Data records for software interfaces:
▼
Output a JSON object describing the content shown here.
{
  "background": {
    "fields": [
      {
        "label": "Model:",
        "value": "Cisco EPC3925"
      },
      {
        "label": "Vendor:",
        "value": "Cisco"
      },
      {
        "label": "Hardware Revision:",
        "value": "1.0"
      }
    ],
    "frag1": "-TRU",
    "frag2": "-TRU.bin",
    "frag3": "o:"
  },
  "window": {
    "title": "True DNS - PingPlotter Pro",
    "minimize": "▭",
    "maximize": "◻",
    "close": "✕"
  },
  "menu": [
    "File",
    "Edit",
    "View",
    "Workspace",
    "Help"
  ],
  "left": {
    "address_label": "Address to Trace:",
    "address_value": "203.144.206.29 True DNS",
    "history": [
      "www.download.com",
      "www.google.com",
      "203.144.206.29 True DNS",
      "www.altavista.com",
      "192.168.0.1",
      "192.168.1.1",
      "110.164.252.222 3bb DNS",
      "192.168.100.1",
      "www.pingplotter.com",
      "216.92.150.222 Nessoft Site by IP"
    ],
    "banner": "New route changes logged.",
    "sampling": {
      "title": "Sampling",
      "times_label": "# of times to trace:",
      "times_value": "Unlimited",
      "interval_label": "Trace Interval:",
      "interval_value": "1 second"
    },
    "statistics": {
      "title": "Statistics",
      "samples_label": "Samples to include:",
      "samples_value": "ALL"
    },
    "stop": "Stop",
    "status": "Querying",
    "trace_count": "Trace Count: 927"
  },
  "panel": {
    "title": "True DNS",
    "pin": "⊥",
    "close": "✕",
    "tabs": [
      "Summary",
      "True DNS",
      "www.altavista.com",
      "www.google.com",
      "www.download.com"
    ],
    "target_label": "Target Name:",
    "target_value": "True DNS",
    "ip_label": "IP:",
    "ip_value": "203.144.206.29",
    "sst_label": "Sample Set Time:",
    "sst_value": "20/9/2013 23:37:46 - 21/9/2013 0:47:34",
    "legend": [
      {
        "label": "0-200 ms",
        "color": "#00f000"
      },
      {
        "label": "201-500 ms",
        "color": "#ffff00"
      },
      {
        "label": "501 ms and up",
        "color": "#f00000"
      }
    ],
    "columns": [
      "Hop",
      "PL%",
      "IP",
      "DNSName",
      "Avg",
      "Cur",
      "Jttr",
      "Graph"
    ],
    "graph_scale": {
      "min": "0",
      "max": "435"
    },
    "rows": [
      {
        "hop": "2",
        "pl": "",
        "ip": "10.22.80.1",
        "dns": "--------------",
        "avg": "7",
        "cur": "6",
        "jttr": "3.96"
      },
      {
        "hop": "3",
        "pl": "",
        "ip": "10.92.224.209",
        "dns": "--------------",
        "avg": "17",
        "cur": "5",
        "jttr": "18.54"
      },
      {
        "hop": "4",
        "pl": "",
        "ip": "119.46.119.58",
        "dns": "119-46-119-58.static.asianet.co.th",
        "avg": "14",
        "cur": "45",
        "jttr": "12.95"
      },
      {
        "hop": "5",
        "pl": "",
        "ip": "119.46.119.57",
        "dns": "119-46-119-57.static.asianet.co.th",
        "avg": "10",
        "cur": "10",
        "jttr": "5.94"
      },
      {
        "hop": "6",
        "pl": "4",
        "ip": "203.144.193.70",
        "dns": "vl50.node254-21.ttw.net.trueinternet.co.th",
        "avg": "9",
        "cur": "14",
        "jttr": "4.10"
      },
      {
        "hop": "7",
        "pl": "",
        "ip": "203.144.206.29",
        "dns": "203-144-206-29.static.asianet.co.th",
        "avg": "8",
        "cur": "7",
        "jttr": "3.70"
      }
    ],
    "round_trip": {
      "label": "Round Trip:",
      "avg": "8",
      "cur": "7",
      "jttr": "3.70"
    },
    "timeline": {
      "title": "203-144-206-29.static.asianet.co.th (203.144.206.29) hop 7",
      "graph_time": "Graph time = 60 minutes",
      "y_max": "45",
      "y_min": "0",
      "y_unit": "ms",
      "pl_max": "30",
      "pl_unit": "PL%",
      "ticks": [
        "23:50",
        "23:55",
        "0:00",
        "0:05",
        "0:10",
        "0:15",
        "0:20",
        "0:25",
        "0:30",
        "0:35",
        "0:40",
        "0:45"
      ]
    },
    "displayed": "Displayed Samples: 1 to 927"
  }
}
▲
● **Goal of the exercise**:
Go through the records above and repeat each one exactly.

● **Result below**:
Output a JSON object describing the content shown here.
{
  "background": {
    "fields": [
      {
        "label": "Model:",
        "value": "Cisco EPC3925"
      },
      {
        "label": "Vendor:",
        "value": "Cisco"
      },
      {
        "label": "Hardware Revision:",
        "value": "1.0"
      }
    ],
    "frag1": "-TRU",
    "frag2": "-TRU.bin",
    "frag3": "o:"
  },
  "window": {
    "title": "True DNS - PingPlotter Pro",
    "minimize": "▭",
    "maximize": "◻",
    "close": "✕"
  },
  "menu": [
    "File",
    "Edit",
    "View",
    "Workspace",
    "Help"
  ],
  "left": {
    "address_label": "Address to Trace:",
    "address_value": "203.144.206.29 True DNS",
    "history": [
      "www.download.com",
      "www.google.com",
      "203.144.206.29 True DNS",
      "www.altavista.com",
      "192.168.0.1",
      "192.168.1.1",
      "110.164.252.222 3bb DNS",
      "192.168.100.1",
      "www.pingplotter.com",
      "216.92.150.222 Nessoft Site by IP"
    ],
    "banner": "New route changes logged.",
    "sampling": {
      "title": "Sampling",
      "times_label": "# of times to trace:",
      "times_value": "Unlimited",
      "interval_label": "Trace Interval:",
      "interval_value": "1 second"
    },
    "statistics": {
      "title": "Statistics",
      "samples_label": "Samples to include:",
      "samples_value": "ALL"
    },
    "stop": "Stop",
    "status": "Querying",
    "trace_count": "Trace Count: 927"
  },
  "panel": {
    "title": "True DNS",
    "pin": "⊥",
    "close": "✕",
    "tabs": [
      "Summary",
      "True DNS",
      "www.altavista.com",
      "www.google.com",
      "www.download.com"
    ],
    "target_label": "Target Name:",
    "target_value": "True DNS",
    "ip_label": "IP:",
    "ip_value": "203.144.206.29",
    "sst_label": "Sample Set Time:",
    "sst_value": "20/9/2013 23:37:46 - 21/9/2013 0:47:34",
    "legend": [
      {
        "label": "0-200 ms",
        "color": "#00f000"
      },
      {
        "label": "201-500 ms",
        "color": "#ffff00"
      },
      {
        "label": "501 ms and up",
        "color": "#f00000"
      }
    ],
    "columns": [
      "Hop",
      "PL%",
      "IP",
      "DNSName",
      "Avg",
      "Cur",
      "Jttr",
      "Graph"
    ],
    "graph_scale": {
      "min": "0",
      "max": "435"
    },
    "rows": [
      {
        "hop": "2",
        "pl": "",
        "ip": "10.22.80.1",
        "dns": "--------------",
        "avg": "7",
        "cur": "6",
        "jttr": "3.96"
      },
      {
        "hop": "3",
        "pl": "",
        "ip": "10.92.224.209",
        "dns": "--------------",
        "avg": "17",
        "cur": "5",
        "jttr": "18.54"
      },
      {
        "hop": "4",
        "pl": "",
        "ip": "119.46.119.58",
        "dns": "119-46-119-58.static.asianet.co.th",
        "avg": "14",
        "cur": "45",
        "jttr": "12.95"
      },
      {
        "hop": "5",
        "pl": "",
        "ip": "119.46.119.57",
        "dns": "119-46-119-57.static.asianet.co.th",
        "avg": "10",
        "cur": "10",
        "jttr": "5.94"
      },
      {
        "hop": "6",
        "pl": "4",
        "ip": "203.144.193.70",
        "dns": "vl50.node254-21.ttw.net.trueinternet.co.th",
        "avg": "9",
        "cur": "14",
        "jttr": "4.10"
      },
      {
        "hop": "7",
        "pl": "",
        "ip": "203.144.206.29",
        "dns": "203-144-206-29.static.asianet.co.th",
        "avg": "8",
        "cur": "7",
        "jttr": "3.70"
      }
    ],
    "round_trip": {
      "label": "Round Trip:",
      "avg": "8",
      "cur": "7",
      "jttr": "3.70"
    },
    "timeline": {
      "title": "203-144-206-29.static.asianet.co.th (203.144.206.29) hop 7",
      "graph_time": "Graph time = 60 minutes",
      "y_max": "45",
      "y_min": "0",
      "y_unit": "ms",
      "pl_max": "30",
      "pl_unit": "PL%",
      "ticks": [
        "23:50",
        "23:55",
        "0:00",
        "0:05",
        "0:10",
        "0:15",
        "0:20",
        "0:25",
        "0:30",
        "0:35",
        "0:40",
        "0:45"
      ]
    },
    "displayed": "Displayed Samples: 1 to 927"
  }
}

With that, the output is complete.